Plus, while I do find aspects of these books problematic, I still adore the idea of Phryne’s character, the way nothing gets in the way, the way she controls her own sexuality and uses it. There’s still a lot of fiction that pretends women are more asexual by default, and it’s annoying. (Yep, even to me, even though I have no actual interest in reading about Phryne having athletic sex.)
A fun reread, again showing Phryne at her most stubbornly permissive, and determined to see others doing the same. A decent portion of this book is dedicated to persuading Lin Chung to sleep with her under his host’s roof, despite said host’s distaste for the Chinese… It’s kind of fun, and I do enjoy Lin Chung as a character. There’s also a sub-plot of a love story between two young men who are hiding their relationship, including a voyeuristic sex scene. Whatever floats your boat… In any case, one of the pair isn’t stereotyped, which is a source of some relief to me after the tendency for the gay men Phryne meets to be rather ineffectual and/or effeminate. And the other of the pair is actually bisexual, which happens rarely enough to be worthy of note. The bond between them, and their acceptance of each other, does feel real.
The actual mystery ends in a rather grotesque fashion, and it takes a bit of chicanery to pull all the plot threads together.
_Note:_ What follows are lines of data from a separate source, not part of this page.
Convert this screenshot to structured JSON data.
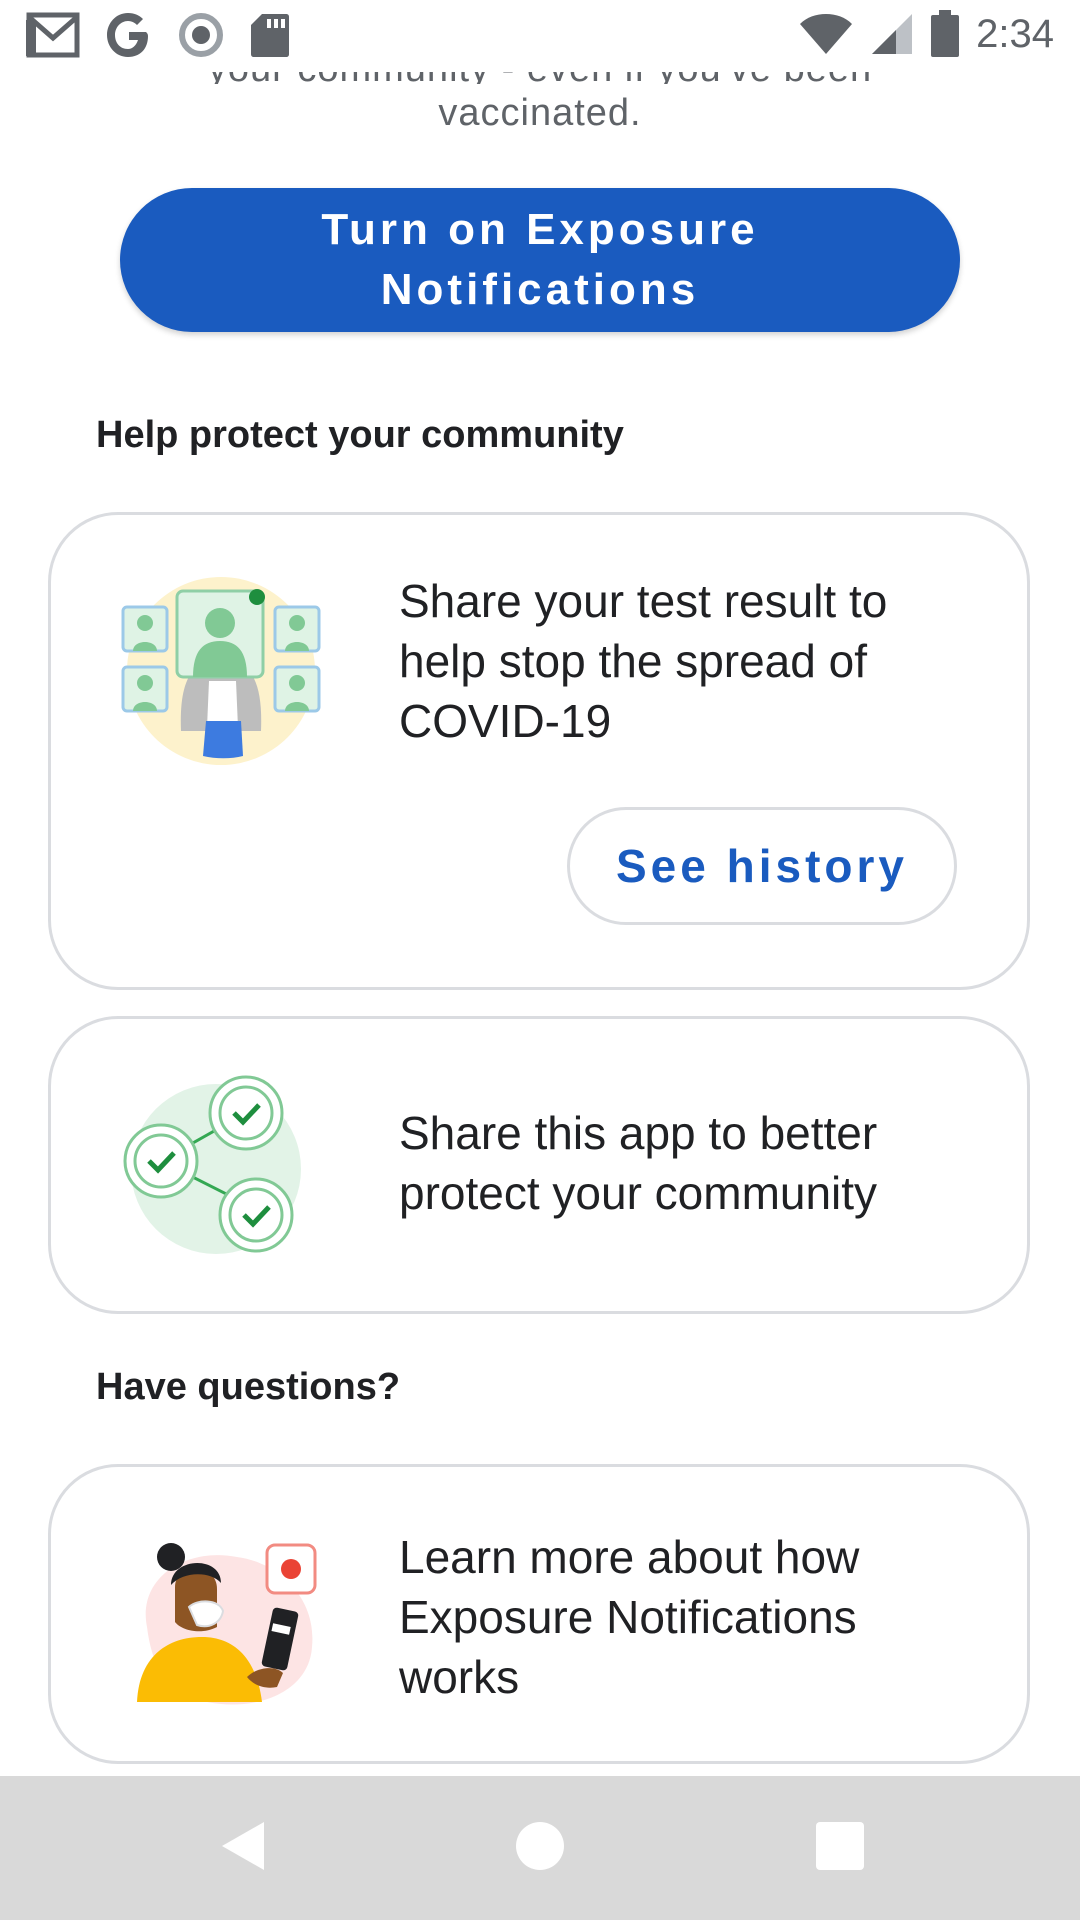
{
  "status_bar": {
    "time": "2:34",
    "left_icons": [
      "gmail-icon",
      "google-icon",
      "circle-record-icon",
      "sd-card-icon"
    ],
    "right_icons": [
      "wifi-icon",
      "cell-signal-icon",
      "battery-icon"
    ]
  },
  "intro": {
    "line1": "your community - even if you've been",
    "line2": "vaccinated."
  },
  "primary_button": {
    "label": "Turn on Exposure Notifications"
  },
  "sections": {
    "community_heading": "Help protect your community",
    "questions_heading": "Have questions?"
  },
  "cards": {
    "share_result": {
      "text": "Share your test result to help stop the spread of COVID-19",
      "button_label": "See history"
    },
    "share_app": {
      "text": "Share this app to better protect your community"
    },
    "learn_more": {
      "text": "Learn more about how Exposure Notifications works"
    }
  },
  "colors": {
    "primary": "#1a5bbf",
    "card_border": "#dadce0",
    "nav_bar": "#d9d9d9",
    "illustration_green": "#81c995"
  }
}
There’s two cases of long lost men returning and not being recognised, for example, which might stretch credulity. (But then, it also stretches Phryne’s credulity.)
There’s some great atmospheric bits, but overall, not a favourite of the series.